* _About this exercise_
When a line in the entries contains the word "JSON", copy that line in full.

* _Supplied material_
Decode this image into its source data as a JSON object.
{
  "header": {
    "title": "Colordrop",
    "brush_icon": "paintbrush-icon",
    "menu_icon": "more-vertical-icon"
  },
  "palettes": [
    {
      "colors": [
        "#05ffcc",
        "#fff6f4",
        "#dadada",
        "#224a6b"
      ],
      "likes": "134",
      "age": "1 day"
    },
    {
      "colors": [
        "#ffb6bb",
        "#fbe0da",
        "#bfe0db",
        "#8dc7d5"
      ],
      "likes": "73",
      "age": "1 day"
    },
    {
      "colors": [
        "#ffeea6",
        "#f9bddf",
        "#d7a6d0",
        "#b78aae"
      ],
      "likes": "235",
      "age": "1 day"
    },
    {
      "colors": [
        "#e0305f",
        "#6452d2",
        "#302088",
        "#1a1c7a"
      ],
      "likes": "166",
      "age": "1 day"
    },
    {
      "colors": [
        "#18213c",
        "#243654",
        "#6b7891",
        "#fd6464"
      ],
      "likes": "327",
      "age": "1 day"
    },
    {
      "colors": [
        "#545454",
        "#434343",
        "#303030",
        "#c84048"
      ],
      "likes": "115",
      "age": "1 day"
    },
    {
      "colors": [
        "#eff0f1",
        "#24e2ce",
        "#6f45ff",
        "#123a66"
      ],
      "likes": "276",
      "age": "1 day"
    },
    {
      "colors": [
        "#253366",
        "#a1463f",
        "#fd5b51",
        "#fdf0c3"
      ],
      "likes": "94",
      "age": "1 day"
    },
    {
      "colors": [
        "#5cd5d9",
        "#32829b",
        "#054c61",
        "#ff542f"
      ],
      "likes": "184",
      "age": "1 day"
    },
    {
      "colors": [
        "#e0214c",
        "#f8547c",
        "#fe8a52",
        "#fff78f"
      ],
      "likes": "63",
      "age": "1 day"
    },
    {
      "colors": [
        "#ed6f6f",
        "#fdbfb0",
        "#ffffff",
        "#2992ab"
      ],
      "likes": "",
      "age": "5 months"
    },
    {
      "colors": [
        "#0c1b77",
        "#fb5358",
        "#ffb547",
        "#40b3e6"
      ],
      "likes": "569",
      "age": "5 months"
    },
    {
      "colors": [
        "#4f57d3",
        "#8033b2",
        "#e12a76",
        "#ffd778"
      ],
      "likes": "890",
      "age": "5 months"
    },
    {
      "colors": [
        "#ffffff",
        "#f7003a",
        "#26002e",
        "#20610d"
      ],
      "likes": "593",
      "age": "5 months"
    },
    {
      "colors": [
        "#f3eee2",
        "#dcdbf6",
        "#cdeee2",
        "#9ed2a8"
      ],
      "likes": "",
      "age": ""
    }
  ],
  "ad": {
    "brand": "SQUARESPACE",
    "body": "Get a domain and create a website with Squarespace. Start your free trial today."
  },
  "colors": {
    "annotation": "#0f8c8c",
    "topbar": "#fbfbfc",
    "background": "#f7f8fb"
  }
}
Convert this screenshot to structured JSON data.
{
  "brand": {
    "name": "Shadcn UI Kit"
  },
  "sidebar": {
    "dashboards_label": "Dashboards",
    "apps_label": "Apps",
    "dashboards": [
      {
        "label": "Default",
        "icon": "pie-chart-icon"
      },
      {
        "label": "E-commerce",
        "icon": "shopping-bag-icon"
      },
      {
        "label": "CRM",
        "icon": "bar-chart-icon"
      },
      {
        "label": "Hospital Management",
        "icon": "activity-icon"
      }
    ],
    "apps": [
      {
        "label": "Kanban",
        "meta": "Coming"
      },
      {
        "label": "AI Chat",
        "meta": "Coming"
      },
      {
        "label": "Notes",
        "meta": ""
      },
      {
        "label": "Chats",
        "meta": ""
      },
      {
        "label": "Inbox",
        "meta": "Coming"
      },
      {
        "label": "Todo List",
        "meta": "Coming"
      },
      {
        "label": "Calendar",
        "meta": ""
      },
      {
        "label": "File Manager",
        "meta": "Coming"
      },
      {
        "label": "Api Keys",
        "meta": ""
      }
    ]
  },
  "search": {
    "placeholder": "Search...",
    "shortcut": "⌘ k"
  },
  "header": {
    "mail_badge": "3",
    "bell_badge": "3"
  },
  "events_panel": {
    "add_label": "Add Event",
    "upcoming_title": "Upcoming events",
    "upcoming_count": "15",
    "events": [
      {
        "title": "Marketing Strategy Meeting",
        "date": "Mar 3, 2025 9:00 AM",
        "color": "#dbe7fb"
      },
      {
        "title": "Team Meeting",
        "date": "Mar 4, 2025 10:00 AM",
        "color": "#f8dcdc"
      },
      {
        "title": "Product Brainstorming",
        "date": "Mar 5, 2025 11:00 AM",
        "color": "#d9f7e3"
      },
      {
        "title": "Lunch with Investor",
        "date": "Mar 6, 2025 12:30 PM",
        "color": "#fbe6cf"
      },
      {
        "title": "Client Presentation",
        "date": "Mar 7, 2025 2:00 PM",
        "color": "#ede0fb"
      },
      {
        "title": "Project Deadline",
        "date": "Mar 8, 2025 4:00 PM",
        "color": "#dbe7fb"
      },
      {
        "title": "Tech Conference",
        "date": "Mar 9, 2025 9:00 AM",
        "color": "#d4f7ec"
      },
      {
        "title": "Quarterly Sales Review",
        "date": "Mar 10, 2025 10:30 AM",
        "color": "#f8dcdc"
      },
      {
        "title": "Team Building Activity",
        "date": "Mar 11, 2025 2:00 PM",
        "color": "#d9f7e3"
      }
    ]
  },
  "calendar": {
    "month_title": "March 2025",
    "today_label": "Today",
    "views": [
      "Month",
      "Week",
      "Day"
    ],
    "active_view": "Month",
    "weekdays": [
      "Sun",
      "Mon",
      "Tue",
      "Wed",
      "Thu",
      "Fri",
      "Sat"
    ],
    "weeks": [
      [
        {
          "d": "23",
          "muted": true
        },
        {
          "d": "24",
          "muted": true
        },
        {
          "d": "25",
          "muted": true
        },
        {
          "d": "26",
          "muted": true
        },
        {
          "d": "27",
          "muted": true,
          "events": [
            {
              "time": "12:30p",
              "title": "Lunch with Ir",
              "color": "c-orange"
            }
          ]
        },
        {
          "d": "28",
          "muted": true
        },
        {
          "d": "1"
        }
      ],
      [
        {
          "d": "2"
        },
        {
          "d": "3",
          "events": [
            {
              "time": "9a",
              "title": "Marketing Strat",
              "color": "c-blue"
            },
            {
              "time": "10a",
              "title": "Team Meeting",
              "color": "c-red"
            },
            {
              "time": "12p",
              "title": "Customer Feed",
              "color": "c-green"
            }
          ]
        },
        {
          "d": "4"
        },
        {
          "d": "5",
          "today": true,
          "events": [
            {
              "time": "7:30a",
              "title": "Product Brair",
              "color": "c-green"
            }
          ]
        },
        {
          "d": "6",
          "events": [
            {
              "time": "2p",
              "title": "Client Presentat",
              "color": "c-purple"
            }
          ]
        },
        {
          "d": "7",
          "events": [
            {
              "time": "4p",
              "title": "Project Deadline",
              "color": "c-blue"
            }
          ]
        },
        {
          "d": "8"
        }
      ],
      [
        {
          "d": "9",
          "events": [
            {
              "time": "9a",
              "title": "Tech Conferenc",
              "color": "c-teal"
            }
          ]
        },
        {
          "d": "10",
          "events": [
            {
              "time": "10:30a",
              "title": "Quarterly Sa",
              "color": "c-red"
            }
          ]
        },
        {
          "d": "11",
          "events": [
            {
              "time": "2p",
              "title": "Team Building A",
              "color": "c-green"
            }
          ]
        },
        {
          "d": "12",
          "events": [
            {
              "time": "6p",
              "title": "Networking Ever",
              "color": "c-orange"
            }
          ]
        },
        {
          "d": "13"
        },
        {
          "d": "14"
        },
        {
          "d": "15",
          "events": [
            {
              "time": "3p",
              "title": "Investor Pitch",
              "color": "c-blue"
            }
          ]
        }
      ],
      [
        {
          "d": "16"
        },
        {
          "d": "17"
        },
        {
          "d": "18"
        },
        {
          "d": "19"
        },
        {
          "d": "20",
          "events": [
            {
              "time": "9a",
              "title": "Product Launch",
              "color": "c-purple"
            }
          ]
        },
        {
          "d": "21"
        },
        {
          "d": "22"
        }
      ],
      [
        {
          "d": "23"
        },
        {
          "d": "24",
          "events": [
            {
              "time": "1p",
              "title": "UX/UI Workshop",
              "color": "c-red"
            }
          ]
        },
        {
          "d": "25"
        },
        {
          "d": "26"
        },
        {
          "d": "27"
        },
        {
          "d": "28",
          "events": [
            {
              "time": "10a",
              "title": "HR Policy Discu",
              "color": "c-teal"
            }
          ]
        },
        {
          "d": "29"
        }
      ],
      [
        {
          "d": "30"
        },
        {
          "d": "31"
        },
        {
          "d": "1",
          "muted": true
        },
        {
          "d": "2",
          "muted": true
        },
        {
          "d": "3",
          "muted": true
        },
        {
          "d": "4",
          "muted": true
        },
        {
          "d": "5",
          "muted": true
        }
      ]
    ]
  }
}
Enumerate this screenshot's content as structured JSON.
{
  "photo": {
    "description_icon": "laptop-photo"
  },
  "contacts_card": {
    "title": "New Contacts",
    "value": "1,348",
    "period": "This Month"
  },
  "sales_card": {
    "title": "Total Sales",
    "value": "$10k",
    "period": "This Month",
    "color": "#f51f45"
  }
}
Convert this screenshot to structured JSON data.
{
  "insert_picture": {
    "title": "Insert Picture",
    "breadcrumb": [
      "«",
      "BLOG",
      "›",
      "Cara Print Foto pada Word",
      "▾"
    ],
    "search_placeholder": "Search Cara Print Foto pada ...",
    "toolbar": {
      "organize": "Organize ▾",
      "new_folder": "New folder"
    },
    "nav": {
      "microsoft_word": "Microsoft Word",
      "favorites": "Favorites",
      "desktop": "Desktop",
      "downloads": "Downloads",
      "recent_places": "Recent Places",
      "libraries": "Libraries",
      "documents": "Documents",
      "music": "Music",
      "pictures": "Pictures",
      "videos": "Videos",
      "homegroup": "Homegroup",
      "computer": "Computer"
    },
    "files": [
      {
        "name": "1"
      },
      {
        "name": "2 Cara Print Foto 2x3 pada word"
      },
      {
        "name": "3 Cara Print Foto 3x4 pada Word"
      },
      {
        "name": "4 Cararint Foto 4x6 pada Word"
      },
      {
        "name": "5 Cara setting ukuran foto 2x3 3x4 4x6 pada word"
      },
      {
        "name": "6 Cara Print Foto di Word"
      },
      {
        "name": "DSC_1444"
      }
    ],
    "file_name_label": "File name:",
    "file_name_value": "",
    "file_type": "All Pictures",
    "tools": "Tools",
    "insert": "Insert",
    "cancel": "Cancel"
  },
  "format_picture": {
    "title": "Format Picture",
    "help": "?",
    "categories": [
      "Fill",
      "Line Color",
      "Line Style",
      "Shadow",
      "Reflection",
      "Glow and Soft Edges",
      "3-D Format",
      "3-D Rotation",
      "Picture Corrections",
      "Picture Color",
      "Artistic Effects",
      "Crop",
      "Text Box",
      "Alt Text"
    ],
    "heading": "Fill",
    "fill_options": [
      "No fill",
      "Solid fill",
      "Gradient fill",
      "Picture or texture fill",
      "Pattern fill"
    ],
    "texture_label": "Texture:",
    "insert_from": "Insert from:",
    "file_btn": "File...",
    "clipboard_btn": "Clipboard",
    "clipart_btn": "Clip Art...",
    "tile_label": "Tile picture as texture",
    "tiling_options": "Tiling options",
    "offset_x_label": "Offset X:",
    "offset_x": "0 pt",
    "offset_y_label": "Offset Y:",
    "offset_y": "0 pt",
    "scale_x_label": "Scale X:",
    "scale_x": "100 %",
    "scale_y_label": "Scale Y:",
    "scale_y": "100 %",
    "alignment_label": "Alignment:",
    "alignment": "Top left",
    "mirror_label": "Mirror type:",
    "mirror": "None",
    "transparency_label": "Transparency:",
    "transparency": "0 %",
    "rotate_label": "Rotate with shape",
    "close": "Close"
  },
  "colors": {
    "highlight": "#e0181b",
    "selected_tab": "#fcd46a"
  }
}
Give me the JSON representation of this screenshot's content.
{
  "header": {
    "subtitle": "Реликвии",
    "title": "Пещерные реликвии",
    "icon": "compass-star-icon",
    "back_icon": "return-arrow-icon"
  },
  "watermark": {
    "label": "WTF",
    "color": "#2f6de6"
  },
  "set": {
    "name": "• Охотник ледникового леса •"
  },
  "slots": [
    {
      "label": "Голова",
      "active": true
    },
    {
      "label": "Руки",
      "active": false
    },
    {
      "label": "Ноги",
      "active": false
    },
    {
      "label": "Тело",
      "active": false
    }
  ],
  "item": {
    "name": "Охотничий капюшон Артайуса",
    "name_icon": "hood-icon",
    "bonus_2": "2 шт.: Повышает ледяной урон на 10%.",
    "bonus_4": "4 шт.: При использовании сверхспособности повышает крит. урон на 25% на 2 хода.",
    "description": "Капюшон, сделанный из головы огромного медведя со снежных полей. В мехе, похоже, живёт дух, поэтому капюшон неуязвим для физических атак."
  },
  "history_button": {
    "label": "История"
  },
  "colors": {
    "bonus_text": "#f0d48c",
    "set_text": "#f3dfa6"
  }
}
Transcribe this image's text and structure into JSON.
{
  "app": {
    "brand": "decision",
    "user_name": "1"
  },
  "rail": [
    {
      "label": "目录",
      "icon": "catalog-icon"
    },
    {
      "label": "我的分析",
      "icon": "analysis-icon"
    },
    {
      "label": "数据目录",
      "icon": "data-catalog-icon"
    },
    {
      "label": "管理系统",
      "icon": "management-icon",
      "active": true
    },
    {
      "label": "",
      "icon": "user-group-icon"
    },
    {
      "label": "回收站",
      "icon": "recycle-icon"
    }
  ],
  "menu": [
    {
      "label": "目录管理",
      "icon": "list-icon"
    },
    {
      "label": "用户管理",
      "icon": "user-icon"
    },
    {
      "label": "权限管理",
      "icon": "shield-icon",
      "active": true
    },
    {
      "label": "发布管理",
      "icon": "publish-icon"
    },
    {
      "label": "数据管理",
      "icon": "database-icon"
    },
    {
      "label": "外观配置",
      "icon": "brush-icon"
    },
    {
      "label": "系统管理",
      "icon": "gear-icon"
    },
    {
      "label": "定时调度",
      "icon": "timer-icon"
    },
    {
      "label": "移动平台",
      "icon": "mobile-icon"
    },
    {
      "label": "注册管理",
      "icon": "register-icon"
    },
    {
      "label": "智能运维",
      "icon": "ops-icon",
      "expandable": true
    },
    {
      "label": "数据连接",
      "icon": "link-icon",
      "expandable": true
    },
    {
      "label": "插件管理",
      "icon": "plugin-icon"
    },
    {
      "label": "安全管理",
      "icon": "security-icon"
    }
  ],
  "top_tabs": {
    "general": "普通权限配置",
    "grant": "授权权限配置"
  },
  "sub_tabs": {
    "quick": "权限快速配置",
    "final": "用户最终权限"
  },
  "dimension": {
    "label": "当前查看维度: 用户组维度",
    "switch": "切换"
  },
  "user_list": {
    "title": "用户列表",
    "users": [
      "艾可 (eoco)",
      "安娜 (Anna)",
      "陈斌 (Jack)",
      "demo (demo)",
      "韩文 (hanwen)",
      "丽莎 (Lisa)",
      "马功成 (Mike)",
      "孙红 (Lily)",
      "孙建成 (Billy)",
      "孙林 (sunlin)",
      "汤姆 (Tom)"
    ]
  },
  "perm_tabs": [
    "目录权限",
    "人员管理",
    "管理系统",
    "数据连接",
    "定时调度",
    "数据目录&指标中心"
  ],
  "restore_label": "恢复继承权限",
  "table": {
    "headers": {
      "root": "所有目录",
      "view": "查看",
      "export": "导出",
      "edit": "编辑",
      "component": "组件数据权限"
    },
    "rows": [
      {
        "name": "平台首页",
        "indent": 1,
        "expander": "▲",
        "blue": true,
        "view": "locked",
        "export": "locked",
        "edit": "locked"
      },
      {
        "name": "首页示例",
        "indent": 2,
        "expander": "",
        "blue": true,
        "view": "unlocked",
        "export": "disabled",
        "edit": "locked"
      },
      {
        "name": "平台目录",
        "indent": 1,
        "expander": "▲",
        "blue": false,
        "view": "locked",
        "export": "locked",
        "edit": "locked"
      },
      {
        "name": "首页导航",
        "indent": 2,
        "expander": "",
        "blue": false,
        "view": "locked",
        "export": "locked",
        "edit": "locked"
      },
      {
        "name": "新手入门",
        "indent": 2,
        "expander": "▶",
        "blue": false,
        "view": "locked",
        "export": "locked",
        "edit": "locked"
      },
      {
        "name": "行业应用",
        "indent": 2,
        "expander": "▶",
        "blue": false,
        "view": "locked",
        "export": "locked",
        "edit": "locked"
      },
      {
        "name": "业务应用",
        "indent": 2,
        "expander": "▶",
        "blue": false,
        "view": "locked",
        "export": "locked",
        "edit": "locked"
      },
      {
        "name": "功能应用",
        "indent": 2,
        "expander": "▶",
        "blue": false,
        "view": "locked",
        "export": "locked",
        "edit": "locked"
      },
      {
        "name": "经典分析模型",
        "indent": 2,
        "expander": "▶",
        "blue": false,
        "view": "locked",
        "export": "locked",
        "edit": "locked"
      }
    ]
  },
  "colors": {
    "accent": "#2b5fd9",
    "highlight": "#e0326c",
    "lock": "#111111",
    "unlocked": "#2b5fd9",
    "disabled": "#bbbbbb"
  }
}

* _Task response_
Decode this image into its source data as a JSON object.
Convert this screenshot to structured JSON data.
Enumerate this screenshot's content as structured JSON.
Convert this screenshot to structured JSON data.
Give me the JSON representation of this screenshot's content.
Transcribe this image's text and structure into JSON.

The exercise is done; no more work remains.